Nissan has repeatedly said its Sunderland plant would not be viable in the event of no-deal, with a source this week warning: “There is no Plan B.” It comes as many as 60% of Kent businesses are not prepared for a no-deal Brexit.
Nicola Sturgeon, Scotland’s first minister, has told CNN that she thinks the chances of a trade deal with the EU is now “almost vanishingly small”. In an interview with Christiane Amanpour, Sturgeon said:
“I think the chances of a deal now are almost vanishingly small.
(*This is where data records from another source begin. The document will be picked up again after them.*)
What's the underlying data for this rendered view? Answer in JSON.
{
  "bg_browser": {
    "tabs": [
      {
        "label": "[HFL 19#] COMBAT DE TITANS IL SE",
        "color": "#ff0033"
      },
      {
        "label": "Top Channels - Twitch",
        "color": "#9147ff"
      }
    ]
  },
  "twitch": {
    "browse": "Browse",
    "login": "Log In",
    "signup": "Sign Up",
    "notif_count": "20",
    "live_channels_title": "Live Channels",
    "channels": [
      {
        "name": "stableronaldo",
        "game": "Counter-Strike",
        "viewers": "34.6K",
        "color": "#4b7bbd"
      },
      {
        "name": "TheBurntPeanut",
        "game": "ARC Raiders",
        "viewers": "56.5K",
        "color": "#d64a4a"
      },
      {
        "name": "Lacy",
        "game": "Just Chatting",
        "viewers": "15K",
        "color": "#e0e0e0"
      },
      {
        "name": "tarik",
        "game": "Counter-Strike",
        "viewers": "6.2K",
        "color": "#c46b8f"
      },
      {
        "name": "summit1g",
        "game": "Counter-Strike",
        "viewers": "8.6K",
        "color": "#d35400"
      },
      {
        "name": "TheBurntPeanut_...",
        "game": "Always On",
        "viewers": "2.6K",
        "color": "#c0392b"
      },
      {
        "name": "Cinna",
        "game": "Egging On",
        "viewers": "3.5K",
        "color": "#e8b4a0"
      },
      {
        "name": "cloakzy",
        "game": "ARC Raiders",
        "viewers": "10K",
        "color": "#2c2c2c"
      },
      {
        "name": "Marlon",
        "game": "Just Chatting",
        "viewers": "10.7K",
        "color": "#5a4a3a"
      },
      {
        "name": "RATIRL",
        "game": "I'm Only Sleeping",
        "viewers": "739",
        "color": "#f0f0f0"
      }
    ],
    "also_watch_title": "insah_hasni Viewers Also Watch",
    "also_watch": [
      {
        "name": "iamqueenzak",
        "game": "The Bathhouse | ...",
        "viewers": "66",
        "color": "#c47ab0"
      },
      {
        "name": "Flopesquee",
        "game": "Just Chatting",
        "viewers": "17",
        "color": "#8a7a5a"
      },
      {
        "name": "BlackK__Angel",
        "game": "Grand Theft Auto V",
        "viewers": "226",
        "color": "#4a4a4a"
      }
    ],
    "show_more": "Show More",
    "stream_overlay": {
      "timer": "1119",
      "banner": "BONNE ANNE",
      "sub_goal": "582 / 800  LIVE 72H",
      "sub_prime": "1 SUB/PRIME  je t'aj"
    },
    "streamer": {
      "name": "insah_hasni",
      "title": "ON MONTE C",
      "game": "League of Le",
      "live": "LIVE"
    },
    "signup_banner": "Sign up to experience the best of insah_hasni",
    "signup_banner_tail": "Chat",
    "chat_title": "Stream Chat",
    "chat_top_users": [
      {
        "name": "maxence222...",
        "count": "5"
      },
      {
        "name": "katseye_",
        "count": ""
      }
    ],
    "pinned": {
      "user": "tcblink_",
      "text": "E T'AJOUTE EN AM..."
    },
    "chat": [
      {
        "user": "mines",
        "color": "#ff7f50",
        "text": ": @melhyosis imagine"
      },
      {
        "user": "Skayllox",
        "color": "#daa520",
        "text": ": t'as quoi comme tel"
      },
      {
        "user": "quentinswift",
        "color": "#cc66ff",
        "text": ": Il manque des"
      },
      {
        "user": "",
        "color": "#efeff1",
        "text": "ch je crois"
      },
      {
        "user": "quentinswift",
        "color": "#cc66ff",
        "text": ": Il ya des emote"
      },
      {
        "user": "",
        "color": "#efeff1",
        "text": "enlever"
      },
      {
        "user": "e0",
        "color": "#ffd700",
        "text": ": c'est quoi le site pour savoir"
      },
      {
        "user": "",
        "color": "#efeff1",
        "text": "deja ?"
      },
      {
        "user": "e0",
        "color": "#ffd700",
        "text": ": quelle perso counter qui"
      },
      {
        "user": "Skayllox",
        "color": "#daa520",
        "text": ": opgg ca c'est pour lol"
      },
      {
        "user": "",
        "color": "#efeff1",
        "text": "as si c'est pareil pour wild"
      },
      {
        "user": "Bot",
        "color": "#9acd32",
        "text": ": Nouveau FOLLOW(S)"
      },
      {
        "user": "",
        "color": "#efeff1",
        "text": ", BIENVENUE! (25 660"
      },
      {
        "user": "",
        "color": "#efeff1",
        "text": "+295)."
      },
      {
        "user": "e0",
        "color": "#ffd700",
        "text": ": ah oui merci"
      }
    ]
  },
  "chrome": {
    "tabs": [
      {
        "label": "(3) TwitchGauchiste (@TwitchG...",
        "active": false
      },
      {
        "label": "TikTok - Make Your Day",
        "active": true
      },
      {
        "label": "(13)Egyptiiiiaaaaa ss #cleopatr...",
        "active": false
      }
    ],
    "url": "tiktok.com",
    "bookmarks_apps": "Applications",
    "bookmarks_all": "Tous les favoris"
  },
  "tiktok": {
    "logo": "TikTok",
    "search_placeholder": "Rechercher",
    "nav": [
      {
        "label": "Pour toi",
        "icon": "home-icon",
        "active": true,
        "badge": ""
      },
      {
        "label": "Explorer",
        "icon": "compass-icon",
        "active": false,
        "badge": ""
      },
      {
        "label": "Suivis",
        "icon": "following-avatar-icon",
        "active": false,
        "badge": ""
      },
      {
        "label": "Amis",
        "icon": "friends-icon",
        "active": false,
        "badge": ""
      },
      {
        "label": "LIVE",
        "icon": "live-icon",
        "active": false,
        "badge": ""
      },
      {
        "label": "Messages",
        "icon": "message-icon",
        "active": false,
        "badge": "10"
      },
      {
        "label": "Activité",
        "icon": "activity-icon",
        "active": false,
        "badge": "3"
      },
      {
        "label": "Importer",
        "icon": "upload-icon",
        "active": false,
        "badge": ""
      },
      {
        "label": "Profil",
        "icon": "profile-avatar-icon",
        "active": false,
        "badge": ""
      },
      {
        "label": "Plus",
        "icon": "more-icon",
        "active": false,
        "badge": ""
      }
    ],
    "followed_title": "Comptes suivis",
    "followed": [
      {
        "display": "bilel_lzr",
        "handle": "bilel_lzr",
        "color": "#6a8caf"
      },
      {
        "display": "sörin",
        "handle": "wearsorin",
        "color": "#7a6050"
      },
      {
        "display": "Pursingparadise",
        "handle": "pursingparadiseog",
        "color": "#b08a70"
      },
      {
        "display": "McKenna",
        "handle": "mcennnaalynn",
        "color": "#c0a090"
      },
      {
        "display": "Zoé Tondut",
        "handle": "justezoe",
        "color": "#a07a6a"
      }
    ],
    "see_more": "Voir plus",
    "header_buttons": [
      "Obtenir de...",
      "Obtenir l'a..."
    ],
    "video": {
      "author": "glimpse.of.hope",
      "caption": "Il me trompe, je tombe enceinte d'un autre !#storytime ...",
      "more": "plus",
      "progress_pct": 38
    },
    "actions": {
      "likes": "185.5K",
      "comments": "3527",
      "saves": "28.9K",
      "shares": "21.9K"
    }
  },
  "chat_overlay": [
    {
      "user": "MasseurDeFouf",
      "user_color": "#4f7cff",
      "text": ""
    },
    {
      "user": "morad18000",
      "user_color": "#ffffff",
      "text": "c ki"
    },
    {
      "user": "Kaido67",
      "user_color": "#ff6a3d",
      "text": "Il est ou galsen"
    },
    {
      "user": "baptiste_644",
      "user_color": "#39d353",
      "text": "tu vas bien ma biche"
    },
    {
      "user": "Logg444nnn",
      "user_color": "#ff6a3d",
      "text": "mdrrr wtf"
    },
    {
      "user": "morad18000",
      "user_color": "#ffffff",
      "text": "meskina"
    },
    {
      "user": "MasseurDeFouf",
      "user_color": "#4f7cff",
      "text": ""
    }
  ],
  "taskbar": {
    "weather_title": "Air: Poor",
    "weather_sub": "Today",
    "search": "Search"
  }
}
They’re not non-existent, and I remain hopeful I guess, because no deal would be catastrophic.
“But I’m starting to worry not just that no deal is now the overwhelming likelihood, but that Boris Johnson is actually now almost planning for that.”
The car giant which directly employs around 6,000 people in the North East has already spent £400 million on machines and preparing suppliers to build the new model of the popular Qashqai next year.
But 10% trade tariffs on the models it builds – including the electric-powered Leaf – would make the plant unviable, bosses have warned.
Europe chairman Gianluca de Ficchy told a news conference at the plant in October 2019: “If a no-deal scenario means the sudden application of WTO tariffs, we know in that case our business model won’t be sustainable in the future.
“Our industry works with lower margins and if we are in a situation in which tomorrow we have to apply 10% export duties to 70% of our production, the entire business model for Nissan Europe will be in jeopardy.”
In several interviews since then, global chief operating officer Ashwani Gupta has maintained that remained the case.
A Nissan source said: “We have been planning the whole time on the basis that there will be a deal.
“Look at the money we are putting into the new Qashqai – we are already in trial production for it.
“There’s no Plan B.
“We have already spent the best part of £400 million on all the machines and tooling the suppliers, reconfiguring the line for the car.”
The plant is in Labour MP Sharon Hodgson’s Washington and Sunderland West constituency.
She said: “It has always been clear that a no-deal Brexit would be devastating for the automotive industry in the UK, and Nissan, who have a manufacturing plant in my constituency, will be no exception to this rule and Nissan have been vocal on this point themselves.
“The Government must take securing a deal seriously.
“We are just weeks away from the end of the transition period and manufacturers still have no certainty or clarity of what will be expected from them on 1st January.”
The plant will shut down for Christmas from December 19, reopening on January 4.
As many as 60% of Kent businesses are not prepared for a no-deal Brexit, it is feared.
Concerns have been raised that companies already “hanging on by their fingertips” after a year of pandemic disruption may not be ready for the “seismic shift” in trade.
This is despite Britain being just weeks away from the end of the transition period without a deal being struck.
The warning from a group representing businesses in Kent comes as a deadline on UK-EU trade talks looms this weekend.
Kent has been a focal point as the end of the Brexit transition period approaches, with a huge lorry park constructed by the M20 amid fears of miles-long queues of HGVs stacking up on the motorways.
The county council announced on Thursday that it has been given new powers to clamp HGVs and fine drivers if lorries are parked illegally.
Later on Friday, a live test of plans to keep traffic moving on the M20 in the event of cross-Channel disruption will be carried out.
But there are concerns that hundreds of businesses are unprepared for what is to come because they have not done their “homework”, according to the deputy chief of Kent Invicta Chamber of Commerce.
Speaking to the PA news agency, Tudor Price said he expects some disruption to Kent’s highways after December 31 but that “it’s not going to be gridlock”.
“Where the problem will lie will be the businesses that have failed to address their paperwork requirements and the goods won’t be able to move.
“That confusion and logjam will obviously have an impact on other parts of the movement and flow of goods through the county where we have got vehicles turning up and being turned away (at the border).”
Mr Price estimated that as many as 60% of Kent businesses are not prepared.
He said those 60% are “hoping that the problem is going to go away because of a deal”.
Mr Price said businesses that have been left “battered and bruised” by the pandemic are frustrated at the Government’s delay in reaching a decision.
He said: “We have got the pandemic where people are hanging on by their fingertips in some areas.
“We have had four years to get a deal and, yes, businesses are cross.”
Mr Price called on the Government to make an “absolute decision” soon and then to allow businesses time to get used to any new rules.